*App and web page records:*
=====
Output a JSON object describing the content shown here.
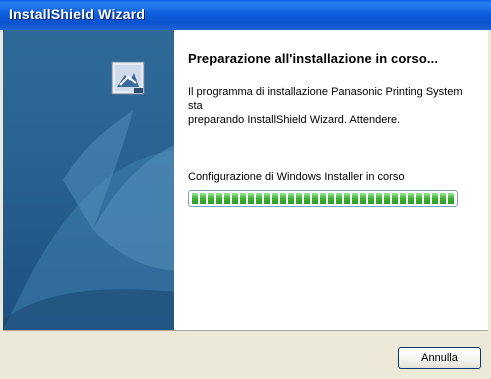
{
  "window": {
    "title": "InstallShield Wizard"
  },
  "main": {
    "heading": "Preparazione all'installazione in corso...",
    "description_line1": "Il programma di installazione Panasonic Printing System sta",
    "description_line2": "preparando InstallShield Wizard.  Attendere.",
    "status_text": "Configurazione di Windows Installer in corso",
    "progress_fraction": 1.0
  },
  "footer": {
    "cancel_label": "Annulla"
  },
  "icons": {
    "installer": "installer-icon"
  },
  "colors": {
    "titlebar": "#0a52cf",
    "side_panel": "#2a6391",
    "progress_fill": "#3ab030",
    "dialog_bg": "#ece9d8"
  }
}
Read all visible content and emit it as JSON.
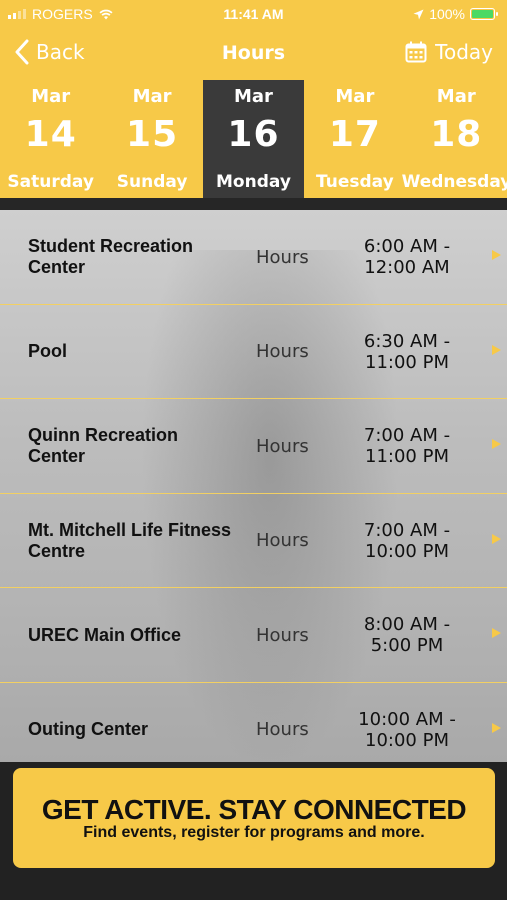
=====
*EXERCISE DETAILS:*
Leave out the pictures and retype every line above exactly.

*COMPLETED EXERCISE:*
Output a JSON object describing the content shown here.
{
  "window": {
    "title": "InstallShield Wizard"
  },
  "main": {
    "heading": "Preparazione all'installazione in corso...",
    "description_line1": "Il programma di installazione Panasonic Printing System sta",
    "description_line2": "preparando InstallShield Wizard.  Attendere.",
    "status_text": "Configurazione di Windows Installer in corso",
    "progress_fraction": 1.0
  },
  "footer": {
    "cancel_label": "Annulla"
  },
  "icons": {
    "installer": "installer-icon"
  },
  "colors": {
    "titlebar": "#0a52cf",
    "side_panel": "#2a6391",
    "progress_fill": "#3ab030",
    "dialog_bg": "#ece9d8"
  }
}
Read all visible content and emit it as JSON.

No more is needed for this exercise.